(ABOUT THIS EXERCISE): All entries are to be given again verbatim.

───── INFORMATION SUPPLIED

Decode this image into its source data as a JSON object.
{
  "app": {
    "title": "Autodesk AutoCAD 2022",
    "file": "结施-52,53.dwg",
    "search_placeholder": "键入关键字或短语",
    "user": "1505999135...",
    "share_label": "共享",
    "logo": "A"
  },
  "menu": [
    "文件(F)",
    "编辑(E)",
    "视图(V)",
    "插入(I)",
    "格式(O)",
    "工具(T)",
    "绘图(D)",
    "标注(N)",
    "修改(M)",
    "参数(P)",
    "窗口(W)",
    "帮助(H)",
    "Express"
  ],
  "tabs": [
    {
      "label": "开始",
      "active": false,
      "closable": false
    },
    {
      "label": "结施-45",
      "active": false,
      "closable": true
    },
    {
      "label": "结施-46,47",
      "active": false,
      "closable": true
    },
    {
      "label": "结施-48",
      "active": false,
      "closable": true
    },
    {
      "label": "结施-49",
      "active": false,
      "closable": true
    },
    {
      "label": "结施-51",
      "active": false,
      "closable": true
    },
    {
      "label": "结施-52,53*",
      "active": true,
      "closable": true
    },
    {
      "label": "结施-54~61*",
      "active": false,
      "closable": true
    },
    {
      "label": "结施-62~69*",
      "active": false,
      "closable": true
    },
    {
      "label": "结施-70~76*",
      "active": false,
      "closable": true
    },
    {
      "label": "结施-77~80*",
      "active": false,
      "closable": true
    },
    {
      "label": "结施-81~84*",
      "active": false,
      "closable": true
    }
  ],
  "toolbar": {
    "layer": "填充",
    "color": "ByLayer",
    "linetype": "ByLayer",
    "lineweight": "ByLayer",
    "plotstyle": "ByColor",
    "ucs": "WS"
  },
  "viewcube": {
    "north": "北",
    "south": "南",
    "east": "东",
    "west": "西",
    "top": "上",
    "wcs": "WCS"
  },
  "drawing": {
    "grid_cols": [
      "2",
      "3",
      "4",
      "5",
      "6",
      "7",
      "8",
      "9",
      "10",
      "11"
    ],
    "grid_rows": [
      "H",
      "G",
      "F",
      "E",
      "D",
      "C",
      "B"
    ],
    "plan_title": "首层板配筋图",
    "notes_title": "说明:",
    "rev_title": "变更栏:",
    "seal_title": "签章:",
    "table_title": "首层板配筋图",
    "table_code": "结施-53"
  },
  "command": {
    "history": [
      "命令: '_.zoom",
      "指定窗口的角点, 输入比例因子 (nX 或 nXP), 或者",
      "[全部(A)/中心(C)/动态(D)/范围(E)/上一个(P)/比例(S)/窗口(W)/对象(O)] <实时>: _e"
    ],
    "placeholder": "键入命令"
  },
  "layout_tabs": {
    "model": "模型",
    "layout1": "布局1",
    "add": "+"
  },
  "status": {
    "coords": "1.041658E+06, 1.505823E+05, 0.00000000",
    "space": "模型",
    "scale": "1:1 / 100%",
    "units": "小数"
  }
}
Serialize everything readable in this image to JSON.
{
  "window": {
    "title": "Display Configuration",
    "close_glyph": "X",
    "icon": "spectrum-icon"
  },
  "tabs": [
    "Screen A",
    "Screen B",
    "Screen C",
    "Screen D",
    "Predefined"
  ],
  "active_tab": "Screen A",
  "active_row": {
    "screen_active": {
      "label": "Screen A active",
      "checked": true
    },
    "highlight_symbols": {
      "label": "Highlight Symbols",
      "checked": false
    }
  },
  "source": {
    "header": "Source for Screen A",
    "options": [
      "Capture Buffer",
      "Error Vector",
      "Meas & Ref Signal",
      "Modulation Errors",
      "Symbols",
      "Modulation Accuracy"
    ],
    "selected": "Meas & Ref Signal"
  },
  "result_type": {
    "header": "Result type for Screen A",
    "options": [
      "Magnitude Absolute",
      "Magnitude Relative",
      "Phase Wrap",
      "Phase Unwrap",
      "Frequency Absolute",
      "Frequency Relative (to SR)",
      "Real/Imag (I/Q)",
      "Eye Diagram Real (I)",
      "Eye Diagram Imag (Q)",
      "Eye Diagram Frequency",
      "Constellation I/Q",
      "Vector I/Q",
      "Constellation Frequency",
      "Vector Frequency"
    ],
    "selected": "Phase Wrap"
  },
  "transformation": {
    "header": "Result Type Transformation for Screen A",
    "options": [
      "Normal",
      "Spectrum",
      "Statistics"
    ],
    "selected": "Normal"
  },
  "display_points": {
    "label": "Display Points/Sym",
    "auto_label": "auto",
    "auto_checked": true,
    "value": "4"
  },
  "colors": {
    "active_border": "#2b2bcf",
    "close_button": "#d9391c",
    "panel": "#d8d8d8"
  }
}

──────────

(SOLUTION TO THIS PROBLEM):
Decode this image into its source data as a JSON object.
{
  "app": {
    "title": "Autodesk AutoCAD 2022",
    "file": "结施-52,53.dwg",
    "search_placeholder": "键入关键字或短语",
    "user": "1505999135...",
    "share_label": "共享",
    "logo": "A"
  },
  "menu": [
    "文件(F)",
    "编辑(E)",
    "视图(V)",
    "插入(I)",
    "格式(O)",
    "工具(T)",
    "绘图(D)",
    "标注(N)",
    "修改(M)",
    "参数(P)",
    "窗口(W)",
    "帮助(H)",
    "Express"
  ],
  "tabs": [
    {
      "label": "开始",
      "active": false,
      "closable": false
    },
    {
      "label": "结施-45",
      "active": false,
      "closable": true
    },
    {
      "label": "结施-46,47",
      "active": false,
      "closable": true
    },
    {
      "label": "结施-48",
      "active": false,
      "closable": true
    },
    {
      "label": "结施-49",
      "active": false,
      "closable": true
    },
    {
      "label": "结施-51",
      "active": false,
      "closable": true
    },
    {
      "label": "结施-52,53*",
      "active": true,
      "closable": true
    },
    {
      "label": "结施-54~61*",
      "active": false,
      "closable": true
    },
    {
      "label": "结施-62~69*",
      "active": false,
      "closable": true
    },
    {
      "label": "结施-70~76*",
      "active": false,
      "closable": true
    },
    {
      "label": "结施-77~80*",
      "active": false,
      "closable": true
    },
    {
      "label": "结施-81~84*",
      "active": false,
      "closable": true
    }
  ],
  "toolbar": {
    "layer": "填充",
    "color": "ByLayer",
    "linetype": "ByLayer",
    "lineweight": "ByLayer",
    "plotstyle": "ByColor",
    "ucs": "WS"
  },
  "viewcube": {
    "north": "北",
    "south": "南",
    "east": "东",
    "west": "西",
    "top": "上",
    "wcs": "WCS"
  },
  "drawing": {
    "grid_cols": [
      "2",
      "3",
      "4",
      "5",
      "6",
      "7",
      "8",
      "9",
      "10",
      "11"
    ],
    "grid_rows": [
      "H",
      "G",
      "F",
      "E",
      "D",
      "C",
      "B"
    ],
    "plan_title": "首层板配筋图",
    "notes_title": "说明:",
    "rev_title": "变更栏:",
    "seal_title": "签章:",
    "table_title": "首层板配筋图",
    "table_code": "结施-53"
  },
  "command": {
    "history": [
      "命令: '_.zoom",
      "指定窗口的角点, 输入比例因子 (nX 或 nXP), 或者",
      "[全部(A)/中心(C)/动态(D)/范围(E)/上一个(P)/比例(S)/窗口(W)/对象(O)] <实时>: _e"
    ],
    "placeholder": "键入命令"
  },
  "layout_tabs": {
    "model": "模型",
    "layout1": "布局1",
    "add": "+"
  },
  "status": {
    "coords": "1.041658E+06, 1.505823E+05, 0.00000000",
    "space": "模型",
    "scale": "1:1 / 100%",
    "units": "小数"
  }
}
Serialize everything readable in this image to JSON.
{
  "window": {
    "title": "Display Configuration",
    "close_glyph": "X",
    "icon": "spectrum-icon"
  },
  "tabs": [
    "Screen A",
    "Screen B",
    "Screen C",
    "Screen D",
    "Predefined"
  ],
  "active_tab": "Screen A",
  "active_row": {
    "screen_active": {
      "label": "Screen A active",
      "checked": true
    },
    "highlight_symbols": {
      "label": "Highlight Symbols",
      "checked": false
    }
  },
  "source": {
    "header": "Source for Screen A",
    "options": [
      "Capture Buffer",
      "Error Vector",
      "Meas & Ref Signal",
      "Modulation Errors",
      "Symbols",
      "Modulation Accuracy"
    ],
    "selected": "Meas & Ref Signal"
  },
  "result_type": {
    "header": "Result type for Screen A",
    "options": [
      "Magnitude Absolute",
      "Magnitude Relative",
      "Phase Wrap",
      "Phase Unwrap",
      "Frequency Absolute",
      "Frequency Relative (to SR)",
      "Real/Imag (I/Q)",
      "Eye Diagram Real (I)",
      "Eye Diagram Imag (Q)",
      "Eye Diagram Frequency",
      "Constellation I/Q",
      "Vector I/Q",
      "Constellation Frequency",
      "Vector Frequency"
    ],
    "selected": "Phase Wrap"
  },
  "transformation": {
    "header": "Result Type Transformation for Screen A",
    "options": [
      "Normal",
      "Spectrum",
      "Statistics"
    ],
    "selected": "Normal"
  },
  "display_points": {
    "label": "Display Points/Sym",
    "auto_label": "auto",
    "auto_checked": true,
    "value": "4"
  },
  "colors": {
    "active_border": "#2b2bcf",
    "close_button": "#d9391c",
    "panel": "#d8d8d8"
  }
}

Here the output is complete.